• **WORK ITEM**
Using the records that follow, work out the number of lines with the word "heading" in them; reply with that number only.

• **DATA TO USE**
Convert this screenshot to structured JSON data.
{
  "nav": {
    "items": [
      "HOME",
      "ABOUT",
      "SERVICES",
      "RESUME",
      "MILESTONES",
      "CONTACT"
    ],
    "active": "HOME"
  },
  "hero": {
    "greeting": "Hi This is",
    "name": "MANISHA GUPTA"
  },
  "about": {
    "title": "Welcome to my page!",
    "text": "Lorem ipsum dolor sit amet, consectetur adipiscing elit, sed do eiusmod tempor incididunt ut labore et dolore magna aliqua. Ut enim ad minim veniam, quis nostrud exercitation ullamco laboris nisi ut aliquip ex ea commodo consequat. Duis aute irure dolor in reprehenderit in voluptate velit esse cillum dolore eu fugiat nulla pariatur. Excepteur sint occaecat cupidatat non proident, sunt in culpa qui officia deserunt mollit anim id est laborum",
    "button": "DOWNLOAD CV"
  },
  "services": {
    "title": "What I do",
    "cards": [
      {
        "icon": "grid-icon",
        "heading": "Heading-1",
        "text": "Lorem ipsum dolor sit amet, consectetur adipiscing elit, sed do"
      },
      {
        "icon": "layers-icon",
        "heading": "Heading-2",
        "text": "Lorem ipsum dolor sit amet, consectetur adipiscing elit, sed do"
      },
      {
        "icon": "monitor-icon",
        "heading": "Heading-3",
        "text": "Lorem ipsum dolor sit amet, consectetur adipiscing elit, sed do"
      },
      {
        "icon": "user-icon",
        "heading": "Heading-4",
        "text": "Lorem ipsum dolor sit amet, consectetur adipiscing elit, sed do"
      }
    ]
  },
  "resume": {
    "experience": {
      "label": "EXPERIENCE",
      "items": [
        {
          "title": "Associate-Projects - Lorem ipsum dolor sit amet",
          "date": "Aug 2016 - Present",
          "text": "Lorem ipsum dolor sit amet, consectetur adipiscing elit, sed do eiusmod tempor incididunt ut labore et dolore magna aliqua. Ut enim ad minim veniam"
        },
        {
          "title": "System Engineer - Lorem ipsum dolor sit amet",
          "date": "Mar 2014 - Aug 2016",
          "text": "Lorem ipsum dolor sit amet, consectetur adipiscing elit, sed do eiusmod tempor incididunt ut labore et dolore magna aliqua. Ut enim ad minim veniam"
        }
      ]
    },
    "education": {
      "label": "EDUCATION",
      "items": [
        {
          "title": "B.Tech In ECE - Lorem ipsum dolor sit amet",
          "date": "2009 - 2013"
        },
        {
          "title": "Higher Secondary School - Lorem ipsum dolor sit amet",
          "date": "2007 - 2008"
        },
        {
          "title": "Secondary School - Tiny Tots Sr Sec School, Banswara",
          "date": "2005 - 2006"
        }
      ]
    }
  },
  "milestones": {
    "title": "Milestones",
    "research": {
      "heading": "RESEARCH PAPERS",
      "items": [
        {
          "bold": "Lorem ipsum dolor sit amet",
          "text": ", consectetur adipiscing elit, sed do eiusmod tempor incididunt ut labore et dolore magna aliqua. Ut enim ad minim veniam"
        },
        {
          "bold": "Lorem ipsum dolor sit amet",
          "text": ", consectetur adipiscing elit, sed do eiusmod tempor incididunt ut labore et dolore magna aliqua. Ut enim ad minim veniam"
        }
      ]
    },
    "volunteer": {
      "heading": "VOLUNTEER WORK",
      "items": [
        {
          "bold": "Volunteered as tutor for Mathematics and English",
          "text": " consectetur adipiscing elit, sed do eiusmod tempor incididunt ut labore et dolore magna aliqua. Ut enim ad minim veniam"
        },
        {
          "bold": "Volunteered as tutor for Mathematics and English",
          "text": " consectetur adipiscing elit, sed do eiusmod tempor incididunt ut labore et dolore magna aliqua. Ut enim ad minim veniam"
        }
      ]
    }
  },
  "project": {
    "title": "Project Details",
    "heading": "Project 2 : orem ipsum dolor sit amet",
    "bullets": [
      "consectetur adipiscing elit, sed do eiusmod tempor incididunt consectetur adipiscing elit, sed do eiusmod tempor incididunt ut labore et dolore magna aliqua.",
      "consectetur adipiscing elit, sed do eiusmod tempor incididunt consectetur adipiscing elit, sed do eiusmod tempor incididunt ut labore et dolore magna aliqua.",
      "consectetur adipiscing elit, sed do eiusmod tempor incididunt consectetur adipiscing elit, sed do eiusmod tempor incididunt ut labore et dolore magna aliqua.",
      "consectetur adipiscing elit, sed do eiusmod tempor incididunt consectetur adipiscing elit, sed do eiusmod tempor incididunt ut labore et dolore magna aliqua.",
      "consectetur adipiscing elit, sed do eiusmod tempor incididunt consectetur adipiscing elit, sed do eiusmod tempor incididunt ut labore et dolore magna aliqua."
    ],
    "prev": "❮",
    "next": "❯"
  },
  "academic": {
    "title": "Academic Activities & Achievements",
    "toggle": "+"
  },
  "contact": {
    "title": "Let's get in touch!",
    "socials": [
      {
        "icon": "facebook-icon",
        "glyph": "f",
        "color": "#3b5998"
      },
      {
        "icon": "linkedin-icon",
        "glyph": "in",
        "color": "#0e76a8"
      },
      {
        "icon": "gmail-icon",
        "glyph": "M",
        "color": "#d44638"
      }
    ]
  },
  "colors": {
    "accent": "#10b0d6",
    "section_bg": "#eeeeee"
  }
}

• **RESULT OF THE TASK**
7